The European Union warned the U.K. that its remaining 27 countries are now its chief concern rather than anything Theresa May might want to achieve from Brexit as it seeks to limit negative consequences from Britain’s departure.
“Our position is determined by the interests of the 27,” European Commission Vice President Frans Timmermans told reporters on Thursday at a meeting of national ministers in Luxembourg. It was the first time since the U.K. joined the EU in 1973 that official EU ministerial talks have taken place without a British representative.
The European affairs ministers signed off on the Brexit negotiating guidelines that will form the basis of talks with the U.K. over the next 18 months, covering the EU’s starting position on issues ranging from the rights of European citizens in Britain, the U.K.’s financial obligations and when the two sides can start discussing a potential free-trade deal.
“This is a damage-limitation process,” Italy’s junior minister for European affairs, Sandro Gozi, said in an interview with Bloomberg TV in Luxembourg.
The guidelines are due to be approved by leaders of the 27 EU countries at a summit in Brussels on Saturday.
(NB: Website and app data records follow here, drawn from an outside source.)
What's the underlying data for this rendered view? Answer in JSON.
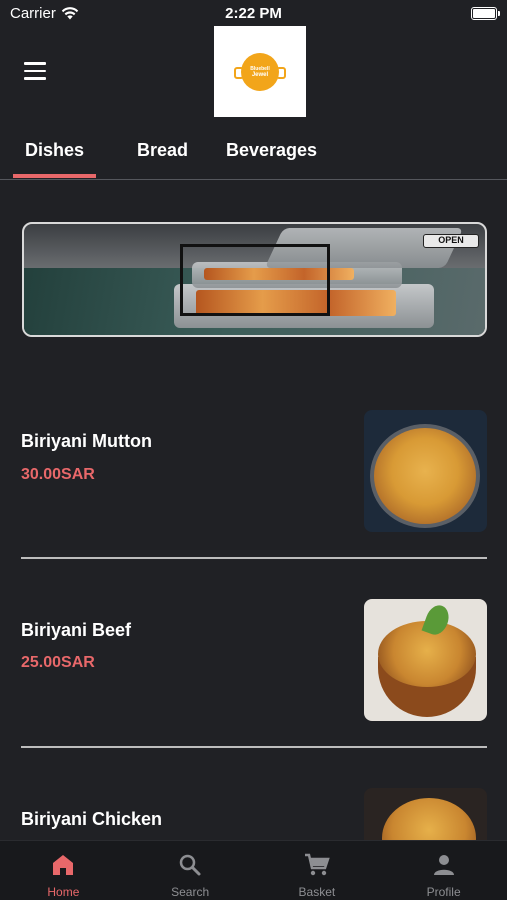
{
  "status_bar": {
    "carrier": "Carrier",
    "time": "2:22 PM"
  },
  "header": {
    "menu_icon": "hamburger-menu-icon",
    "logo_line1": "Bluebell",
    "logo_line2": "Jewel"
  },
  "tabs": [
    {
      "label": "Dishes",
      "active": true
    },
    {
      "label": "Bread",
      "active": false
    },
    {
      "label": "Beverages",
      "active": false
    }
  ],
  "banner": {
    "sign": "OPEN"
  },
  "items": [
    {
      "name": "Biriyani Mutton",
      "price": "30.00SAR"
    },
    {
      "name": "Biriyani Beef",
      "price": "25.00SAR"
    },
    {
      "name": "Biriyani Chicken",
      "price": ""
    }
  ],
  "bottom_nav": [
    {
      "label": "Home",
      "icon": "home-icon",
      "active": true
    },
    {
      "label": "Search",
      "icon": "search-icon",
      "active": false
    },
    {
      "label": "Basket",
      "icon": "cart-icon",
      "active": false
    },
    {
      "label": "Profile",
      "icon": "person-icon",
      "active": false
    }
  ],
  "colors": {
    "accent": "#e8686a",
    "background": "#202125",
    "nav_background": "#18191c"
  }
}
Talks with the U.K. are scheduled to begin shortly after the British election on June 8.
German Chancellor Angela Merkel said in Berlin that the U.K. can’t expect preferential treatment, telling her national parliament that some officials in London are still harboring “illusions” about that.
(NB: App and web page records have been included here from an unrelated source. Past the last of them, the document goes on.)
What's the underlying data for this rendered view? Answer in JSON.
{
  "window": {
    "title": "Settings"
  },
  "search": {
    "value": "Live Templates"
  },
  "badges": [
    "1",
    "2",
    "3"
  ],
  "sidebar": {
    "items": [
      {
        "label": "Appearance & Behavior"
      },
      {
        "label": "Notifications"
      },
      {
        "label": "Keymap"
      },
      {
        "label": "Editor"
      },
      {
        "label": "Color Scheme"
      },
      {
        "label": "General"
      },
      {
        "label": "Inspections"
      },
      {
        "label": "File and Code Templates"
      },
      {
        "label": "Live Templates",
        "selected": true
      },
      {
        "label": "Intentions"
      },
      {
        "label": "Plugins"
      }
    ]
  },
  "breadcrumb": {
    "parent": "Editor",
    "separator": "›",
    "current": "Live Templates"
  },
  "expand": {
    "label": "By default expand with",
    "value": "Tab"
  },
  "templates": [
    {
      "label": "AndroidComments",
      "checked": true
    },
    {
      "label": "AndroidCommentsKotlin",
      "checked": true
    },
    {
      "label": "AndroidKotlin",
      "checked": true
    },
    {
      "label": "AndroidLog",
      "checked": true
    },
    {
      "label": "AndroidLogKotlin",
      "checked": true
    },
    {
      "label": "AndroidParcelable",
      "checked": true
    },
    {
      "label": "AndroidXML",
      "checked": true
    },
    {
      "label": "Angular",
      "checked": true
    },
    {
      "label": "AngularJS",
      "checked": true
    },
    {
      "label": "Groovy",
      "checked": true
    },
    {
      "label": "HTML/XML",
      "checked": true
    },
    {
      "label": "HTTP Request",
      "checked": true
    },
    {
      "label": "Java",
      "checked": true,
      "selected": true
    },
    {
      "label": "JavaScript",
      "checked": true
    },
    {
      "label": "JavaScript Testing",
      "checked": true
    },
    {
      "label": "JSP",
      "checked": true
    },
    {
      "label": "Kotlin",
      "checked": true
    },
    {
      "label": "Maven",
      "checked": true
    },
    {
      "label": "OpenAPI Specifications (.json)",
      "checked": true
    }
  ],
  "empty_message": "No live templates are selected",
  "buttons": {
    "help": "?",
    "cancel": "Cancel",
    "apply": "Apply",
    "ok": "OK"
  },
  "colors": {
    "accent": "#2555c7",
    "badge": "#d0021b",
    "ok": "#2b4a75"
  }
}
European Commission President Jean-Claude Juncker who, along with the EU’s chief Brexit negotiator Michel Barnier, met with May in London on Wednesday, explained to the British prime minister that it’s essential to come to a swift agreement on an orderly exit, commission spokesman Margaritis Schinas told reporters in Brussels on Thursday.
Barnier entered the Luxembourg talks with the words: “We are ready.”